Data provided Start Marker
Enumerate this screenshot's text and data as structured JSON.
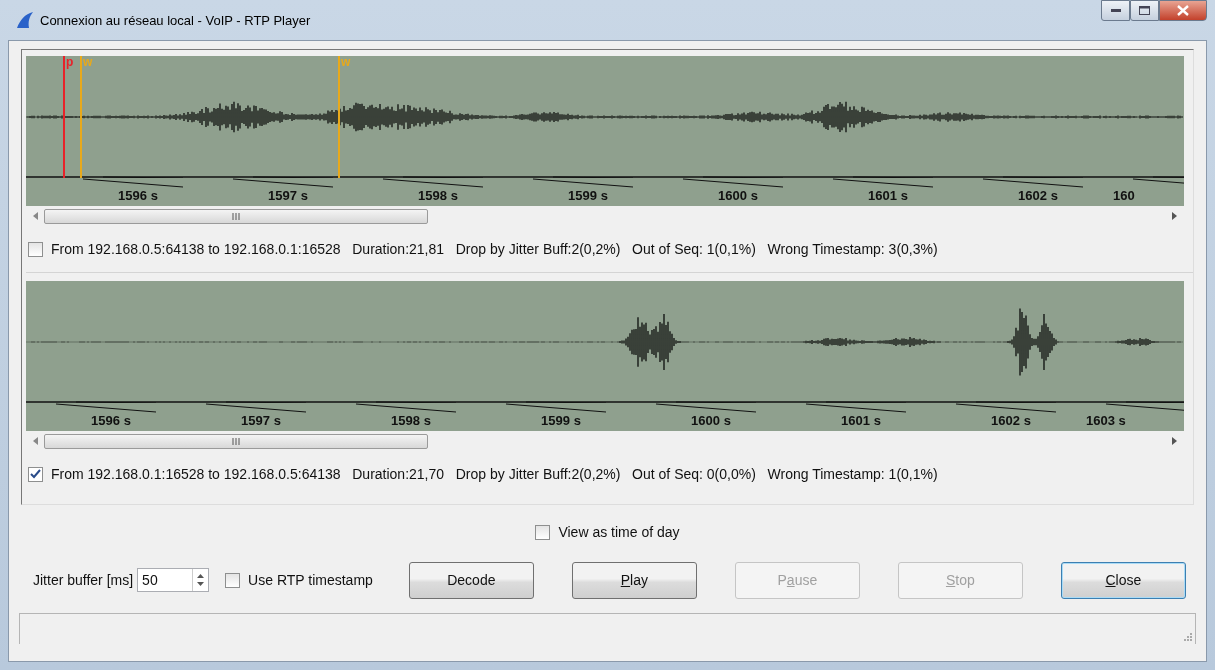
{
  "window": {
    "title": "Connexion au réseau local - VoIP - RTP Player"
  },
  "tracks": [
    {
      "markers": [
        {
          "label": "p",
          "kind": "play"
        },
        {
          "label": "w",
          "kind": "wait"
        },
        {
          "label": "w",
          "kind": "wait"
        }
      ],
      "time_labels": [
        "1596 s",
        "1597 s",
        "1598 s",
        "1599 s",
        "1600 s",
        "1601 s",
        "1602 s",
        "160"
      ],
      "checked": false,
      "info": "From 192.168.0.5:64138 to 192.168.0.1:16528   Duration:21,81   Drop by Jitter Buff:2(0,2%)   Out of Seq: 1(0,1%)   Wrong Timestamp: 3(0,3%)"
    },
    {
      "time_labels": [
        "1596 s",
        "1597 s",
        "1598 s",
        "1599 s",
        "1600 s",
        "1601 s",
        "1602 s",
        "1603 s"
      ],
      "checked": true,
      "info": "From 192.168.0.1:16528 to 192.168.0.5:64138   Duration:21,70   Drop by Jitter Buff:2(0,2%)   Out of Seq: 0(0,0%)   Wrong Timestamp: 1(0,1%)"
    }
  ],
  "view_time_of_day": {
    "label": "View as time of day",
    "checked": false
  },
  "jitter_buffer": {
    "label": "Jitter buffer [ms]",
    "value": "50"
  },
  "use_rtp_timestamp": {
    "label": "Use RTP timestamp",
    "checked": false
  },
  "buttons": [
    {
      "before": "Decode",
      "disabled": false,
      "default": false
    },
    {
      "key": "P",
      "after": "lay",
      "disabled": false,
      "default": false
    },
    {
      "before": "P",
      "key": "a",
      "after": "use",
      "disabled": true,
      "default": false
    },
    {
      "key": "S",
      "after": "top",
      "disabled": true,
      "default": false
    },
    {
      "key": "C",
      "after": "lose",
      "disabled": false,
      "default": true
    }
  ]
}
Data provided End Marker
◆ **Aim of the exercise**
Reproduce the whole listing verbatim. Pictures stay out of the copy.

◆ **Solution for this exercise**
Enumerate this screenshot's text and data as structured JSON.
{
  "window": {
    "title": "Connexion au réseau local - VoIP - RTP Player"
  },
  "tracks": [
    {
      "markers": [
        {
          "label": "p",
          "kind": "play"
        },
        {
          "label": "w",
          "kind": "wait"
        },
        {
          "label": "w",
          "kind": "wait"
        }
      ],
      "time_labels": [
        "1596 s",
        "1597 s",
        "1598 s",
        "1599 s",
        "1600 s",
        "1601 s",
        "1602 s",
        "160"
      ],
      "checked": false,
      "info": "From 192.168.0.5:64138 to 192.168.0.1:16528   Duration:21,81   Drop by Jitter Buff:2(0,2%)   Out of Seq: 1(0,1%)   Wrong Timestamp: 3(0,3%)"
    },
    {
      "time_labels": [
        "1596 s",
        "1597 s",
        "1598 s",
        "1599 s",
        "1600 s",
        "1601 s",
        "1602 s",
        "1603 s"
      ],
      "checked": true,
      "info": "From 192.168.0.1:16528 to 192.168.0.5:64138   Duration:21,70   Drop by Jitter Buff:2(0,2%)   Out of Seq: 0(0,0%)   Wrong Timestamp: 1(0,1%)"
    }
  ],
  "view_time_of_day": {
    "label": "View as time of day",
    "checked": false
  },
  "jitter_buffer": {
    "label": "Jitter buffer [ms]",
    "value": "50"
  },
  "use_rtp_timestamp": {
    "label": "Use RTP timestamp",
    "checked": false
  },
  "buttons": [
    {
      "before": "Decode",
      "disabled": false,
      "default": false
    },
    {
      "key": "P",
      "after": "lay",
      "disabled": false,
      "default": false
    },
    {
      "before": "P",
      "key": "a",
      "after": "use",
      "disabled": true,
      "default": false
    },
    {
      "key": "S",
      "after": "top",
      "disabled": true,
      "default": false
    },
    {
      "key": "C",
      "after": "lose",
      "disabled": false,
      "default": true
    }
  ]
}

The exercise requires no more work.